• Literary and visual artists must now accept the fact that taking time away from their writing and art for online marketing is absolutely necessary. Although many are opposed to this virtual living, embracing the personal online presence is now required. It is this digital revolution that has created the much needed change within the publishing industry, so it must be embraced by its participants. The problem of online marketing lies in where to market, as this is still changing daily. I have spent hours upon hours on marketing that didn’t work. This is wasted time I could have spent writing. It appears that relationship building on the internet is definitely harder than in person. Some of us are still adjusting to becoming social online as it feels almost science fiction, or unnatural, but the rise of social media and online social interactions is because of us; we embraced it wholeheartedly.
Since we are on the verge of a new era, and extreme change is happening within publishing, I propose some traits the newly evolved creatures that arise from the primordial pond should have: altruistic, inventive, clever, independent, original, progressive, visionary, and fun. So what happens in nature when there is disorder? Eventually gravity will make energy coalesce and order will spontaneously appear. I have no doubt that the future in publishing will hold amazing specimens of life, capable of great things. One thing is for certain, however, it will NOT be where it was ten years ago. One of the key laws and rules observed and proved in science is survival of the fittest. Those that can adapt and keep up will be the ones that survive. Traditional publishing companies will never truly accept this fate as they will hold tightly to their attributes and preconceptions that dominated their original form. It is now up to the Indies to rise. Self-publishers and “Indies” of all kinds, it’s now time to unite and spread a different cause. Thought Collection Publishing is building a community of new creatures growing from this global primordial publishing pond. Come visit my side of the publishing world as I attempt to build a community of those likeminded publishers, writers, artists, and consumers. Together in the Author & Artist Collective we can be more effective as a group as we collectively scan the latest developments in publishing, pass on tips, and share experiences. Visit our Marketplace and help us build our opportunity space, ridding competition and collaborating instead.
Community is the answer for now in the current state of the publishing union; strength in numbers.

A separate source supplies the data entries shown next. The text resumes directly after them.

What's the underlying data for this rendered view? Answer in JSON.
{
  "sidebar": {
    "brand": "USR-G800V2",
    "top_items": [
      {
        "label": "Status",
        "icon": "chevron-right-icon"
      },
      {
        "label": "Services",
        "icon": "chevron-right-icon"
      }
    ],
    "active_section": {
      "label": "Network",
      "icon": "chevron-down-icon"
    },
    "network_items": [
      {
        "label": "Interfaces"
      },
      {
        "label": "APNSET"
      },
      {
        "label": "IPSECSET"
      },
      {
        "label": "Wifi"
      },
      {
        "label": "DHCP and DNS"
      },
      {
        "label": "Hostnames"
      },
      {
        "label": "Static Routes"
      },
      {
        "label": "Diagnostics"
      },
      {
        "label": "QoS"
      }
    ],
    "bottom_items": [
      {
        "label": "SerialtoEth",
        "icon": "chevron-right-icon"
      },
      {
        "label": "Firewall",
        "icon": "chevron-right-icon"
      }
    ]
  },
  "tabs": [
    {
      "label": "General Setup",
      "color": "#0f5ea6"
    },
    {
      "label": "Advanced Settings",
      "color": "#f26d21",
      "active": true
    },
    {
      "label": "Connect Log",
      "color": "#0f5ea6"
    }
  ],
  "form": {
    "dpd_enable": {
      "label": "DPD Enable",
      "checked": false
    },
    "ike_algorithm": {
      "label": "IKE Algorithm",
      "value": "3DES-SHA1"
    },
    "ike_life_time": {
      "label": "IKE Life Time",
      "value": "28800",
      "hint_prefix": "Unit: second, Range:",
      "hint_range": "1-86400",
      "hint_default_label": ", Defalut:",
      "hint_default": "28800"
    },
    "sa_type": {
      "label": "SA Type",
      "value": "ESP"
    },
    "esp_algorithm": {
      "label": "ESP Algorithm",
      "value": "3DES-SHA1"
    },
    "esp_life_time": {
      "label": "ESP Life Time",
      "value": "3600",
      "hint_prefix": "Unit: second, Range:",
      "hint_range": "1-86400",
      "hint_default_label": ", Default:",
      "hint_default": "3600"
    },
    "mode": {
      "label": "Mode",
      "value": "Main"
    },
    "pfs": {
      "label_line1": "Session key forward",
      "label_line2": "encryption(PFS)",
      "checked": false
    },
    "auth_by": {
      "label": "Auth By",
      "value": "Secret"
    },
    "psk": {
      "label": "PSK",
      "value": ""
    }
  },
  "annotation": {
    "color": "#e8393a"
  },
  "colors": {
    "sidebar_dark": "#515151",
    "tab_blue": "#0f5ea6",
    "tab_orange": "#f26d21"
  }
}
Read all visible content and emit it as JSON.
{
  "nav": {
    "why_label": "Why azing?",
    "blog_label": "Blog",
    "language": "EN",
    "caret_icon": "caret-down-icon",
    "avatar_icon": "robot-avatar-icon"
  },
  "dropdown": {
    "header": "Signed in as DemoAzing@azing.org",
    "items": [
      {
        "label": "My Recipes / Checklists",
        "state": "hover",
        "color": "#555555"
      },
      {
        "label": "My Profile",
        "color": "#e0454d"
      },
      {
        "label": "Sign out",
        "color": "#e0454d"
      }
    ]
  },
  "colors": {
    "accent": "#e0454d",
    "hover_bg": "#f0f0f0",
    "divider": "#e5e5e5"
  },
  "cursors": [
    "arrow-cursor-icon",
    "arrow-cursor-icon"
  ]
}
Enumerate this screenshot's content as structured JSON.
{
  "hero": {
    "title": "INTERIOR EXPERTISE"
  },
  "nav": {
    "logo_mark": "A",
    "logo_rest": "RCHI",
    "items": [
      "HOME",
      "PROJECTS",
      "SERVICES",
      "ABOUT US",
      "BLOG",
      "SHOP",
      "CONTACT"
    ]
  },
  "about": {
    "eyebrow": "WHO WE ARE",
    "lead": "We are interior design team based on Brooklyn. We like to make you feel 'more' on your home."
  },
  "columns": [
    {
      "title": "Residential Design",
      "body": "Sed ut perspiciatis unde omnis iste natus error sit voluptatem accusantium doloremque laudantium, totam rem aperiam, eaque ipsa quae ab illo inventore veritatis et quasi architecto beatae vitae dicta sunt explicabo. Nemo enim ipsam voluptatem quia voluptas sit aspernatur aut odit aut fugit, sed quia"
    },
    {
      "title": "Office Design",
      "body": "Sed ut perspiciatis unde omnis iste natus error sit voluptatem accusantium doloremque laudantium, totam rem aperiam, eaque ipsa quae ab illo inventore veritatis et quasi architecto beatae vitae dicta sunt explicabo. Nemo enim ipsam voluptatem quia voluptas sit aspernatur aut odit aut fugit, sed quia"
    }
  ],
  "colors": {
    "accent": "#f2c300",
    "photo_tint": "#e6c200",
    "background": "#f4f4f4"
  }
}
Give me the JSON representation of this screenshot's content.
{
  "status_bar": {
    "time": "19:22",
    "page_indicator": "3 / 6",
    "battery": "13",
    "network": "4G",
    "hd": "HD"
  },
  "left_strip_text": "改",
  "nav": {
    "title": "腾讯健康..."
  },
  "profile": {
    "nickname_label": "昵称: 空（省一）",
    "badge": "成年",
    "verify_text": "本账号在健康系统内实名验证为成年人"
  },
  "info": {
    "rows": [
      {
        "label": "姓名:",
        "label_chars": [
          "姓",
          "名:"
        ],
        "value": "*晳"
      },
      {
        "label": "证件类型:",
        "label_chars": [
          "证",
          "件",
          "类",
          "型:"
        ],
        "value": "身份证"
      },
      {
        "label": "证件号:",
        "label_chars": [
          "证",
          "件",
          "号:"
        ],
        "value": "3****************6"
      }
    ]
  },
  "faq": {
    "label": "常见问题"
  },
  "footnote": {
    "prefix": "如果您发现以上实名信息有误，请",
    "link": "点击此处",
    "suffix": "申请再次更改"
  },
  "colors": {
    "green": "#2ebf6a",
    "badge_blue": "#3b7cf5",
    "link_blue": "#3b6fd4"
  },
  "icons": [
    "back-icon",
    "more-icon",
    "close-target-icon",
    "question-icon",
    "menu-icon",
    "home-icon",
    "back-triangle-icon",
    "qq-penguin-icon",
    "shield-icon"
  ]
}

Update Note: These communities no longer exist, however, Kat still believes in strength in numbers and is working on developing communities in the future.
See other reports on the State Of The (Indie) Publishing Union: